*ASSIGNMENT*:
Scan the records for the word "title". Return each line where it is found.

Entries from a dataset of interfaces:
------------------------------------
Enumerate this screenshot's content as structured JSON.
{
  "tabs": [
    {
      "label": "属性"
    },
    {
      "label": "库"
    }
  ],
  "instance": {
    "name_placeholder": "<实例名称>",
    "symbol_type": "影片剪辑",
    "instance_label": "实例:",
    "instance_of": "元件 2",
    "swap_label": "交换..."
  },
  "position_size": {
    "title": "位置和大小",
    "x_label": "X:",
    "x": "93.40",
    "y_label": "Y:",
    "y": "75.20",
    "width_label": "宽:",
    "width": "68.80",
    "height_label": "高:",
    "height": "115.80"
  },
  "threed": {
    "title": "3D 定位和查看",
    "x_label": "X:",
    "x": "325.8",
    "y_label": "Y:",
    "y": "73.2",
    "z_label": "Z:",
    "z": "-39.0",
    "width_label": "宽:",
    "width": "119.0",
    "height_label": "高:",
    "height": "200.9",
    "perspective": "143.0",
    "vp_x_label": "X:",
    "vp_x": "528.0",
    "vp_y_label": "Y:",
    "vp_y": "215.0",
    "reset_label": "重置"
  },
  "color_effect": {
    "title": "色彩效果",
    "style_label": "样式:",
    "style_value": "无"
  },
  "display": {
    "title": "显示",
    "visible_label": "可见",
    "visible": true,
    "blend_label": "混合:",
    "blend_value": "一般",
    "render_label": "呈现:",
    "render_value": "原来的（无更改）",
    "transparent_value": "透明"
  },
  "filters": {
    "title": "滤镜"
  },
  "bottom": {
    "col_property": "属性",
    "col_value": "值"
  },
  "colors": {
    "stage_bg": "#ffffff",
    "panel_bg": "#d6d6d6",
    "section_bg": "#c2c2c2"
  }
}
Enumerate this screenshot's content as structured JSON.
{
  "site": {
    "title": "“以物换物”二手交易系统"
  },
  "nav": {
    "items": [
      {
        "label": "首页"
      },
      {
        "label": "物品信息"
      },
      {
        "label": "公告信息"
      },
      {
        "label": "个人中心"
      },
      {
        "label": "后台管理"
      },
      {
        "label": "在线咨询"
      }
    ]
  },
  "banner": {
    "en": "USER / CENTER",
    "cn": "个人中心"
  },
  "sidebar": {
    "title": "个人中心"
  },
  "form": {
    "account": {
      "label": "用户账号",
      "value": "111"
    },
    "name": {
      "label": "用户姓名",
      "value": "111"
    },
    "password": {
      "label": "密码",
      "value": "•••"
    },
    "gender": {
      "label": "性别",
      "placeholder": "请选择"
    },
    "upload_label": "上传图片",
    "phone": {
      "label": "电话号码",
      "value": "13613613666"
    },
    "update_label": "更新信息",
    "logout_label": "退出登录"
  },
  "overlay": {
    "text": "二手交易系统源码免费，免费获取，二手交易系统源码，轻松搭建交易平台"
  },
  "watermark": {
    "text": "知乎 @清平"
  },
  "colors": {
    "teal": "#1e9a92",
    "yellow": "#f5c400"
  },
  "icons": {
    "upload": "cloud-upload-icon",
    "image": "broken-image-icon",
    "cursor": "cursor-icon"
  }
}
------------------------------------
*RESULT FOR THIS TASK*:
    "title": "位置和大小",
    "title": "3D 定位和查看",
    "title": "色彩效果",
    "title": "显示",
    "title": "滤镜"
    "title": "“以物换物”二手交易系统"
    "title": "个人中心"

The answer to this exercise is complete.